In one case, Pam Ryan of Sony Trans Com and then Spafax, who served on the board from 1990 to 1993, remembers being at one of the conferences and a male colleague looking around the room in amazement. “‘Wow,’ he said. ‘Look at all these women and all the notes they’re taking. What will they do with so many notes?’ And he wasn’t taking any notes,” Ryan laughs.
In the early days, before the association was professionally managed and was still very much community-driven, being part of the board meant doing a fair amount of administrative legwork – taking notes, booking venues, organizing floorplans. And perhaps this sort of housekeeping wasn’t seen as especially “sexy, blokey” work, to borrow Ringger’s words.
Whatever the case, being a member of the board also gave women the chance to hone their leadership skills. “This was a place where they could plant their feet. They knew the business and could focus on leading, rather than just being another worker bee,” Ringger says. Schipper agrees, adding, “I learned so much from being an active participant on the board and especially as president. You learn to speak in front of large audiences, run board meetings and get many opportunities to prove yourself.”

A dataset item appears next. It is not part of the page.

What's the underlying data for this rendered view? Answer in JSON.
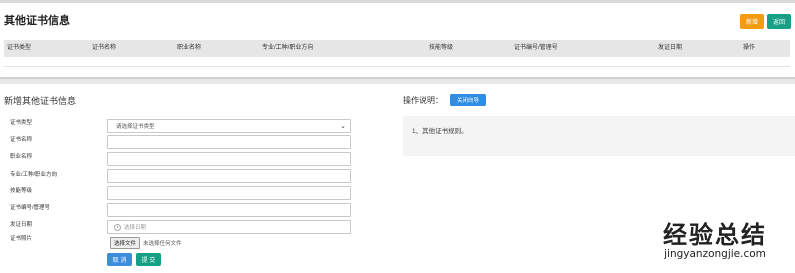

Sophie Vossenaar of KLM, who served as president in 2000–2001, says her experience on the board proved useful later in life. (She left the airline in 2003 and went on to hold senior management positions in the nonprofit sector.) “My membership on the WAEA board was, for me, an alternative to management training,” she explains. “Being part of a board made up of people from very culturally diverse backgrounds was interesting, and I also learned a lot from going through a tender process for the management of the association.”
Under such female stewardship the association did grow, but not without the hurdles endemic to the time. “There were glass ceilings everywhere in the world, which explains why it took us so long [eight years] to have a female president,” Tarver says. “We were still a product of our times.”
The glass ceiling remains to this day, and perhaps has been felt even more acutely in recent years as airline company structures evolve. “As IFEC decision-making moves from marketing to tech ops and tech procurement teams, I’m seeing more men represented and fewer women,” Rogozinski says. Although women at airlines are still more prominent in marketing departments, more and more are joining technical departments, she notes. As for APEX’s member vendors, Rogozinski says they aren’t quite as women-centric as the association itself.
It is over a decade since women outnumbered men on the association’s board of directors, but balance is being slowly restored. In 2018, of the six members on the newly inaugurated Board of Governors (a group of airline CEOs appointed to help the industry define its goals) only one was a woman: Claudia Sender of LATAM. “This year, we already have four female CEOs confirmed for the Board of Governors,” says Maura Chacko of Spafax, who’s been on the board of directors since 2015.
At this year’s EXPO, Chacko hopes to see the male CEOs address how they plan to encourage more women into leadership roles – a question that was directed solely to Sender last year. “I don’t think the onus should always be on the other women leaders,” Chacko says. “We all need to take ownership of it.”
“Women on Board” was originally published in the 9.4 September/October issue of APEX Experience magazine.